Summary: Getting distracted while operating a boat can lead to accidents and injuries. Familiarize yourself with some of the most common forms of distraction to prevent any issues out in the water.
There are distractions everywhere. No matter where we go, it can sometimes feel like there are multiple sources competing for our attention. In most cases it is fine to take breaks and avert your attention to something else but there are a few cases where what we are doing requires our undivided attention.
When you are driving a car, for example, your only task is to get from point A to point B safely. Taking your eyes off the road to check a text message on your phone, get something from your backpack, or look at a building on the side of the road can easily lead to a collision. A collision will, at the very least, result in property damage, and possibly even physical injury. Similarly, getting distracted while boating can seem harmless enough, but it is important to remember that it can ultimately be dangerous.
Many of us are all too aware of how distracting electronic devices can be. There is no denying how beneficial they can be for communicating, looking things up, capturing the moment, and getting work done, but it is important to consider that there is a time and place for everything. If you are busy watching a video your friend sent you, then you might not think to double-check that the Turtle-Pac tank is full before you leave the dock.
Drinking is not allowed when you are driving because it can severely cloud your judgment and limit your alertness. You might be out in the water partying with your friends who are relaxing and drinking but this rule should still be applicable. Not securely fastening the bladder tanks for yachts could result in you getting stranded in the water, while a failure to maneuver around objects in the water, such as other boats, can lead to serious injury.
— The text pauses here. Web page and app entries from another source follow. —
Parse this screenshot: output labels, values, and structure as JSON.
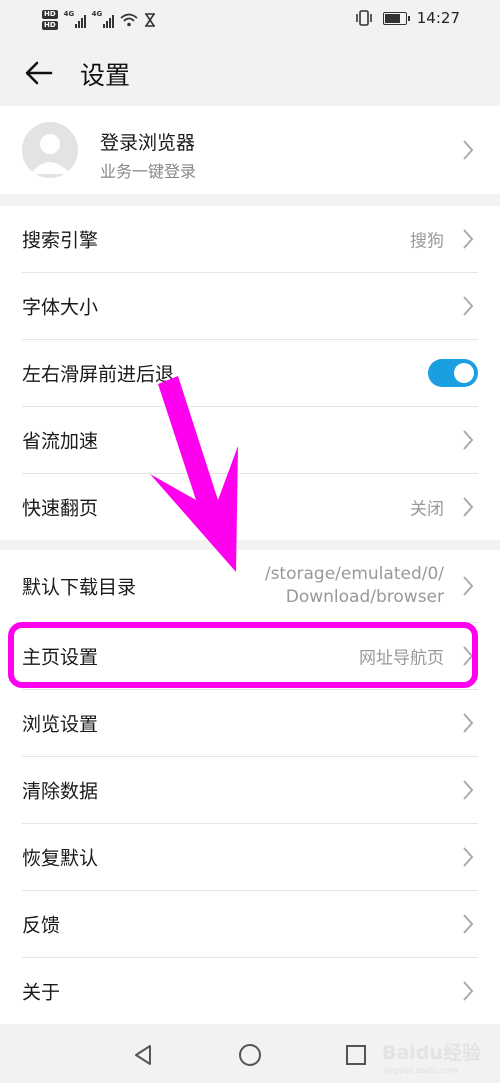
{
  "status_bar": {
    "hd_badges": [
      "HD",
      "HD"
    ],
    "network_labels": [
      "4G",
      "4G"
    ],
    "time": "14:27"
  },
  "header": {
    "title": "设置"
  },
  "account": {
    "name": "登录浏览器",
    "subtitle": "业务一键登录"
  },
  "section1": [
    {
      "label": "搜索引擎",
      "value": "搜狗"
    },
    {
      "label": "字体大小",
      "value": ""
    },
    {
      "label": "左右滑屏前进后退",
      "toggle": true
    },
    {
      "label": "省流加速",
      "value": ""
    },
    {
      "label": "快速翻页",
      "value": "关闭"
    }
  ],
  "section2": [
    {
      "label": "默认下载目录",
      "value_lines": [
        "/storage/emulated/0/",
        "Download/browser"
      ]
    },
    {
      "label": "主页设置",
      "value": "网址导航页"
    },
    {
      "label": "浏览设置",
      "value": ""
    },
    {
      "label": "清除数据",
      "value": ""
    },
    {
      "label": "恢复默认",
      "value": ""
    },
    {
      "label": "反馈",
      "value": ""
    },
    {
      "label": "关于",
      "value": ""
    }
  ],
  "colors": {
    "toggle_on": "#1aa0e0",
    "annotation": "#ff00ee",
    "background": "#f2f2f2"
  },
  "annotation": {
    "type": "arrow-and-highlight",
    "target": "主页设置"
  },
  "watermark": {
    "brand": "Baidu经验",
    "url": "jingyan.baidu.com"
  },
  "icons": [
    "back-arrow-icon",
    "avatar-icon",
    "chevron-right-icon",
    "nav-back-icon",
    "nav-home-icon",
    "nav-recents-icon"
  ]
}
Play it smart and do not operate heavy machinery, while under the influence. Even if you think you are good to operate it, you might not have the alertness needed to get your party back safely.